New imaging strategy to address challenges in the field. The lethal and transmissible nature of the paramyxoviruses Hendra virus and Nipah virus (HeV, NiV) makes these pathogens of serious concern. These are also ideal models for developing an innovative new imaging platform at the interface between bioengineering and virology. Despite the relative abundance of crystal structure data for the paramyxovirus fusion machinery, the dynamic processes - starting with the binding of virus to the host cell and ending with infection -- are poorly understood. The interplay between the envelope viral glycoproteins that leads to activation of the fusion process has eluded rigorous analysis. Imaging the viral fusion nano-machinery will deepen our understanding of viral membrane fusion and will allow us to identify strategies for interfering with the process and arresting the infection cycle.

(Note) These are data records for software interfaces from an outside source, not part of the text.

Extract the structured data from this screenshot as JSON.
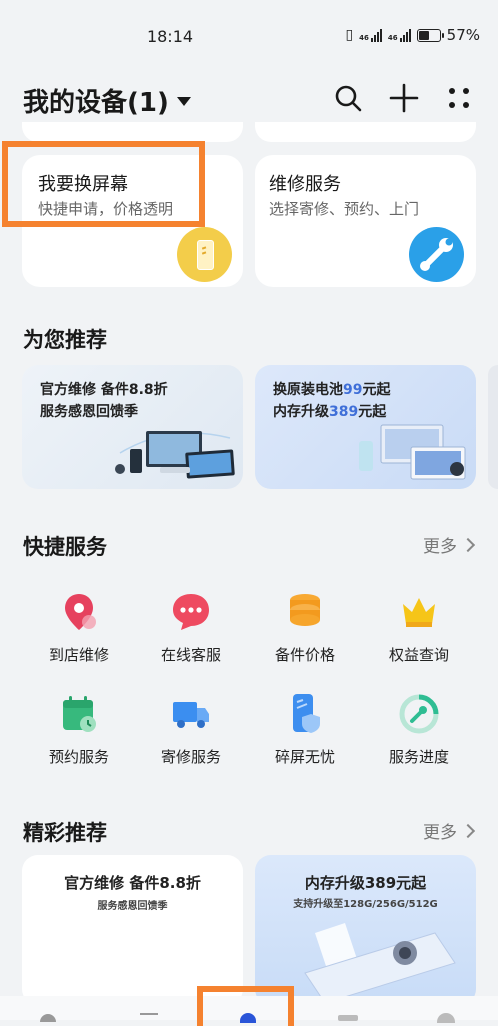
{
  "status_bar": {
    "time": "18:14",
    "net_label": "46",
    "battery_pct": "57%",
    "battery_level": 0.57
  },
  "header": {
    "title": "我的设备(1)"
  },
  "cards": [
    {
      "title": "我要换屏幕",
      "subtitle": "快捷申请，价格透明"
    },
    {
      "title": "维修服务",
      "subtitle": "选择寄修、预约、上门"
    }
  ],
  "recommend": {
    "title": "为您推荐",
    "banners": [
      {
        "line1": "官方维修 备件8.8折",
        "line2": "服务感恩回馈季"
      },
      {
        "line1_a": "换原装电池",
        "line1_b": "99",
        "line1_c": "元起",
        "line2_a": "内存升级",
        "line2_b": "389",
        "line2_c": "元起"
      }
    ]
  },
  "quick": {
    "title": "快捷服务",
    "more": "更多",
    "items": [
      {
        "label": "到店维修"
      },
      {
        "label": "在线客服"
      },
      {
        "label": "备件价格"
      },
      {
        "label": "权益查询"
      },
      {
        "label": "预约服务"
      },
      {
        "label": "寄修服务"
      },
      {
        "label": "碎屏无忧"
      },
      {
        "label": "服务进度"
      }
    ]
  },
  "featured": {
    "title": "精彩推荐",
    "more": "更多",
    "cards": [
      {
        "title": "官方维修 备件8.8折",
        "subtitle": "服务感恩回馈季"
      },
      {
        "title": "内存升级389元起",
        "subtitle": "支持升级至128G/256G/512G"
      }
    ]
  },
  "colors": {
    "highlight": "#f5822f",
    "accent_blue": "#2aa0e8",
    "accent_yellow": "#f3cd4a",
    "price_blue": "#3f6fd8"
  }
}
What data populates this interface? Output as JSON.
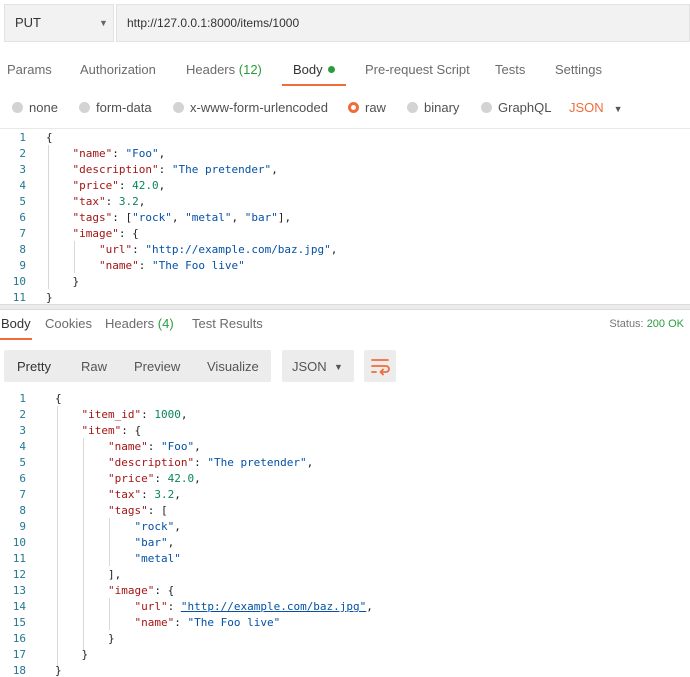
{
  "request": {
    "method": "PUT",
    "url": "http://127.0.0.1:8000/items/1000"
  },
  "request_tabs": {
    "params": "Params",
    "authorization": "Authorization",
    "headers": "Headers",
    "headers_count": "(12)",
    "body": "Body",
    "prerequest": "Pre-request Script",
    "tests": "Tests",
    "settings": "Settings"
  },
  "body_types": {
    "none": "none",
    "form_data": "form-data",
    "urlencoded": "x-www-form-urlencoded",
    "raw": "raw",
    "binary": "binary",
    "graphql": "GraphQL",
    "format": "JSON",
    "selected": "raw"
  },
  "request_body": {
    "line_numbers": [
      "1",
      "2",
      "3",
      "4",
      "5",
      "6",
      "7",
      "8",
      "9",
      "10",
      "11"
    ],
    "lines": [
      "{",
      "    \"name\": \"Foo\",",
      "    \"description\": \"The pretender\",",
      "    \"price\": 42.0,",
      "    \"tax\": 3.2,",
      "    \"tags\": [\"rock\", \"metal\", \"bar\"],",
      "    \"image\": {",
      "        \"url\": \"http://example.com/baz.jpg\",",
      "        \"name\": \"The Foo live\"",
      "    }",
      "}"
    ]
  },
  "response_tabs": {
    "body": "Body",
    "cookies": "Cookies",
    "headers": "Headers",
    "headers_count": "(4)",
    "test_results": "Test Results",
    "status_label": "Status:",
    "status_value": "200 OK"
  },
  "response_view": {
    "pretty": "Pretty",
    "raw": "Raw",
    "preview": "Preview",
    "visualize": "Visualize",
    "format": "JSON"
  },
  "response_body": {
    "line_numbers": [
      "1",
      "2",
      "3",
      "4",
      "5",
      "6",
      "7",
      "8",
      "9",
      "10",
      "11",
      "12",
      "13",
      "14",
      "15",
      "16",
      "17",
      "18"
    ],
    "lines": [
      "{",
      "    \"item_id\": 1000,",
      "    \"item\": {",
      "        \"name\": \"Foo\",",
      "        \"description\": \"The pretender\",",
      "        \"price\": 42.0,",
      "        \"tax\": 3.2,",
      "        \"tags\": [",
      "            \"rock\",",
      "            \"bar\",",
      "            \"metal\"",
      "        ],",
      "        \"image\": {",
      "            \"url\": \"http://example.com/baz.jpg\",",
      "            \"name\": \"The Foo live\"",
      "        }",
      "    }",
      "}"
    ]
  },
  "colors": {
    "accent": "#f26b3a",
    "success": "#2a9d3b",
    "line_number": "#237893",
    "json_key": "#a31515",
    "json_string": "#0451a5",
    "json_number": "#098658"
  },
  "icons": {
    "method_dropdown": "chevron-down-icon",
    "format_dropdown": "chevron-down-icon",
    "wrap": "wrap-lines-icon"
  }
}
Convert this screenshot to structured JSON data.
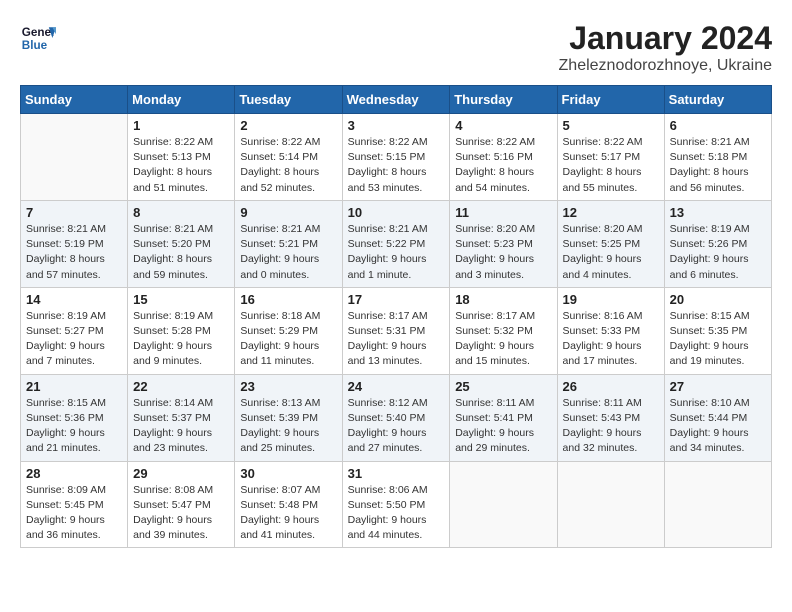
{
  "header": {
    "logo_line1": "General",
    "logo_line2": "Blue",
    "month": "January 2024",
    "location": "Zheleznodorozhnoye, Ukraine"
  },
  "weekdays": [
    "Sunday",
    "Monday",
    "Tuesday",
    "Wednesday",
    "Thursday",
    "Friday",
    "Saturday"
  ],
  "weeks": [
    [
      {
        "day": "",
        "info": ""
      },
      {
        "day": "1",
        "info": "Sunrise: 8:22 AM\nSunset: 5:13 PM\nDaylight: 8 hours\nand 51 minutes."
      },
      {
        "day": "2",
        "info": "Sunrise: 8:22 AM\nSunset: 5:14 PM\nDaylight: 8 hours\nand 52 minutes."
      },
      {
        "day": "3",
        "info": "Sunrise: 8:22 AM\nSunset: 5:15 PM\nDaylight: 8 hours\nand 53 minutes."
      },
      {
        "day": "4",
        "info": "Sunrise: 8:22 AM\nSunset: 5:16 PM\nDaylight: 8 hours\nand 54 minutes."
      },
      {
        "day": "5",
        "info": "Sunrise: 8:22 AM\nSunset: 5:17 PM\nDaylight: 8 hours\nand 55 minutes."
      },
      {
        "day": "6",
        "info": "Sunrise: 8:21 AM\nSunset: 5:18 PM\nDaylight: 8 hours\nand 56 minutes."
      }
    ],
    [
      {
        "day": "7",
        "info": "Sunrise: 8:21 AM\nSunset: 5:19 PM\nDaylight: 8 hours\nand 57 minutes."
      },
      {
        "day": "8",
        "info": "Sunrise: 8:21 AM\nSunset: 5:20 PM\nDaylight: 8 hours\nand 59 minutes."
      },
      {
        "day": "9",
        "info": "Sunrise: 8:21 AM\nSunset: 5:21 PM\nDaylight: 9 hours\nand 0 minutes."
      },
      {
        "day": "10",
        "info": "Sunrise: 8:21 AM\nSunset: 5:22 PM\nDaylight: 9 hours\nand 1 minute."
      },
      {
        "day": "11",
        "info": "Sunrise: 8:20 AM\nSunset: 5:23 PM\nDaylight: 9 hours\nand 3 minutes."
      },
      {
        "day": "12",
        "info": "Sunrise: 8:20 AM\nSunset: 5:25 PM\nDaylight: 9 hours\nand 4 minutes."
      },
      {
        "day": "13",
        "info": "Sunrise: 8:19 AM\nSunset: 5:26 PM\nDaylight: 9 hours\nand 6 minutes."
      }
    ],
    [
      {
        "day": "14",
        "info": "Sunrise: 8:19 AM\nSunset: 5:27 PM\nDaylight: 9 hours\nand 7 minutes."
      },
      {
        "day": "15",
        "info": "Sunrise: 8:19 AM\nSunset: 5:28 PM\nDaylight: 9 hours\nand 9 minutes."
      },
      {
        "day": "16",
        "info": "Sunrise: 8:18 AM\nSunset: 5:29 PM\nDaylight: 9 hours\nand 11 minutes."
      },
      {
        "day": "17",
        "info": "Sunrise: 8:17 AM\nSunset: 5:31 PM\nDaylight: 9 hours\nand 13 minutes."
      },
      {
        "day": "18",
        "info": "Sunrise: 8:17 AM\nSunset: 5:32 PM\nDaylight: 9 hours\nand 15 minutes."
      },
      {
        "day": "19",
        "info": "Sunrise: 8:16 AM\nSunset: 5:33 PM\nDaylight: 9 hours\nand 17 minutes."
      },
      {
        "day": "20",
        "info": "Sunrise: 8:15 AM\nSunset: 5:35 PM\nDaylight: 9 hours\nand 19 minutes."
      }
    ],
    [
      {
        "day": "21",
        "info": "Sunrise: 8:15 AM\nSunset: 5:36 PM\nDaylight: 9 hours\nand 21 minutes."
      },
      {
        "day": "22",
        "info": "Sunrise: 8:14 AM\nSunset: 5:37 PM\nDaylight: 9 hours\nand 23 minutes."
      },
      {
        "day": "23",
        "info": "Sunrise: 8:13 AM\nSunset: 5:39 PM\nDaylight: 9 hours\nand 25 minutes."
      },
      {
        "day": "24",
        "info": "Sunrise: 8:12 AM\nSunset: 5:40 PM\nDaylight: 9 hours\nand 27 minutes."
      },
      {
        "day": "25",
        "info": "Sunrise: 8:11 AM\nSunset: 5:41 PM\nDaylight: 9 hours\nand 29 minutes."
      },
      {
        "day": "26",
        "info": "Sunrise: 8:11 AM\nSunset: 5:43 PM\nDaylight: 9 hours\nand 32 minutes."
      },
      {
        "day": "27",
        "info": "Sunrise: 8:10 AM\nSunset: 5:44 PM\nDaylight: 9 hours\nand 34 minutes."
      }
    ],
    [
      {
        "day": "28",
        "info": "Sunrise: 8:09 AM\nSunset: 5:45 PM\nDaylight: 9 hours\nand 36 minutes."
      },
      {
        "day": "29",
        "info": "Sunrise: 8:08 AM\nSunset: 5:47 PM\nDaylight: 9 hours\nand 39 minutes."
      },
      {
        "day": "30",
        "info": "Sunrise: 8:07 AM\nSunset: 5:48 PM\nDaylight: 9 hours\nand 41 minutes."
      },
      {
        "day": "31",
        "info": "Sunrise: 8:06 AM\nSunset: 5:50 PM\nDaylight: 9 hours\nand 44 minutes."
      },
      {
        "day": "",
        "info": ""
      },
      {
        "day": "",
        "info": ""
      },
      {
        "day": "",
        "info": ""
      }
    ]
  ]
}
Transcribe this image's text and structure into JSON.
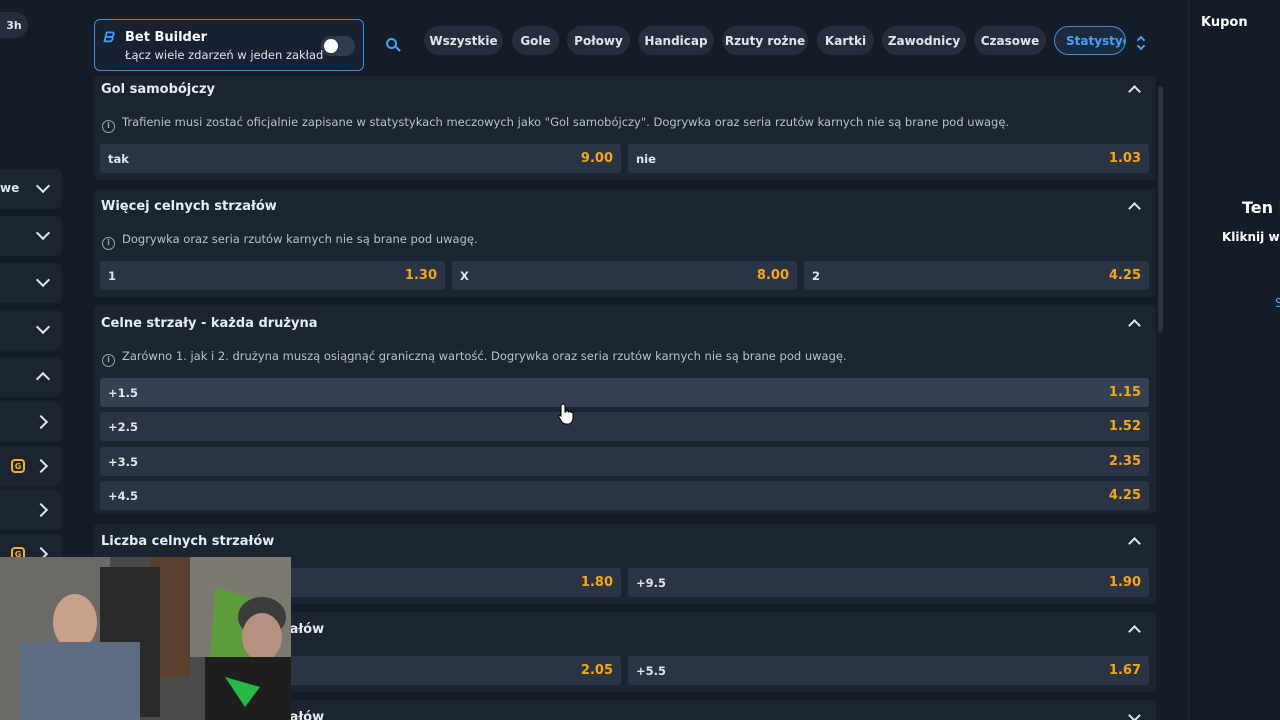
{
  "left": {
    "time_pill": "3h",
    "row1_text": "we"
  },
  "betbuilder": {
    "title": "Bet Builder",
    "subtitle": "Łącz wiele zdarzeń w jeden zakład",
    "toggle_on": false
  },
  "tabs": [
    "Wszystkie",
    "Gole",
    "Połowy",
    "Handicap",
    "Rzuty rożne",
    "Kartki",
    "Zawodnicy",
    "Czasowe",
    "Statystyc"
  ],
  "active_tab_index": 8,
  "markets": [
    {
      "title": "Gol samobójczy",
      "info": "Trafienie musi zostać oficjalnie zapisane w statystykach meczowych jako \"Gol samobójczy\". Dogrywka oraz seria rzutów karnych nie są brane pod uwagę.",
      "selections": [
        {
          "label": "tak",
          "odds": "9.00"
        },
        {
          "label": "nie",
          "odds": "1.03"
        }
      ]
    },
    {
      "title": "Więcej celnych strzałów",
      "info": "Dogrywka oraz seria rzutów karnych nie są brane pod uwagę.",
      "selections": [
        {
          "label": "1",
          "odds": "1.30"
        },
        {
          "label": "X",
          "odds": "8.00"
        },
        {
          "label": "2",
          "odds": "4.25"
        }
      ]
    },
    {
      "title": "Celne strzały - każda drużyna",
      "info": "Zarówno 1. jak i 2. drużyna muszą osiągnąć graniczną wartość. Dogrywka oraz seria rzutów karnych nie są brane pod uwagę.",
      "selections": [
        {
          "label": "+1.5",
          "odds": "1.15"
        },
        {
          "label": "+2.5",
          "odds": "1.52"
        },
        {
          "label": "+3.5",
          "odds": "2.35"
        },
        {
          "label": "+4.5",
          "odds": "4.25"
        }
      ]
    },
    {
      "title": "Liczba celnych strzałów",
      "selections": [
        {
          "label": "",
          "odds": "1.80"
        },
        {
          "label": "+9.5",
          "odds": "1.90"
        }
      ]
    },
    {
      "title": "załów",
      "selections": [
        {
          "label": "",
          "odds": "2.05"
        },
        {
          "label": "+5.5",
          "odds": "1.67"
        }
      ]
    },
    {
      "title": "załów"
    }
  ],
  "coupon": {
    "title": "Kupon",
    "empty_title": "Ten k",
    "empty_hint": "Kliknij w k",
    "link": "S"
  },
  "colors": {
    "accent": "#3fa3ff",
    "odds": "#f2a81d",
    "background": "#141c28",
    "panel": "#1b2431",
    "selection": "#2a3443"
  }
}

We propose to capture, immobilize, and visualize activated intermediate states of the fusion process, exposing the conserved domains that are essential for viral entry. While the activated conformation is normally present only at the surface of live cells, we propose to use engineered liposomes to capture and immobilize transitional states. We will use receptor molecules, presented in a biomimetic fashion on the surface of the liposomes, to "trigger" the fusion protein and activate the conformational change in the viral fusion machinery. We will then use fusion inhibitory peptides to arrest the fusion machinery in its activated state, and thus immobilize the captured intermediates with the liposomes. These complexes will then be analyzed by cryo-electron tomography.
Aim 1. Generate NiV fusion machinery intermediate states 1.1 Trapping intermediate states of the NiV fusion machinery. We will capture the NiV fusion machinery at intermediate stages of the fusion reaction, by first activating the fusion process using cellular receptor molecules presented on liposomes, and then trapping fusion intermediates with fusion-inhibitory peptides that block the conformational refolding of the fusion protein that is required for completing membrane fusion. 1.2 Functional and morphological studies of different states of the fusion process. Fluorescence spectroscopy and negative-stain transmission electron microscopy will be used to determine the stability of the captured complexes from sub aim 1.1.
Aim 2. Determine how the receptor binding and fusion proteins interact during binding and fusion activation Electron cryo-tomography (ECT) imaging of NiV fusion machinery. Using ECT we will visualize the process and requirements for the NiV receptor binding protein (G) to trigger fusion (F) protein-mediated fusion and subsequent steps in F structural rearrangement.
The goal of this project is to develop a novel imaging strategy based on the use of artificial liposomes to attract and lock intermediate states of viral fusion complexes. The proposed research seeks to gain a detailed understanding of the function of the viral fusion nano-machinery that paramyxoviruses use to invade host cells. Such an understanding is necessary in order to identify how best to interfere with the cycle of viral infection.
|Talekar, Aparna; DeVito, Ilaria; Salah, Zuhair et al. (2013) Identification of a region in the stalk domain of the nipah virus receptor binding protein that is critical for fusion activation. J Virol 87:10980-96|
|Talekar, Aparna; Moscona, Anne; Porotto, Matteo (2013) Measles virus fusion machinery activated by sialic acid binding globular domain. J Virol 87:13619-27|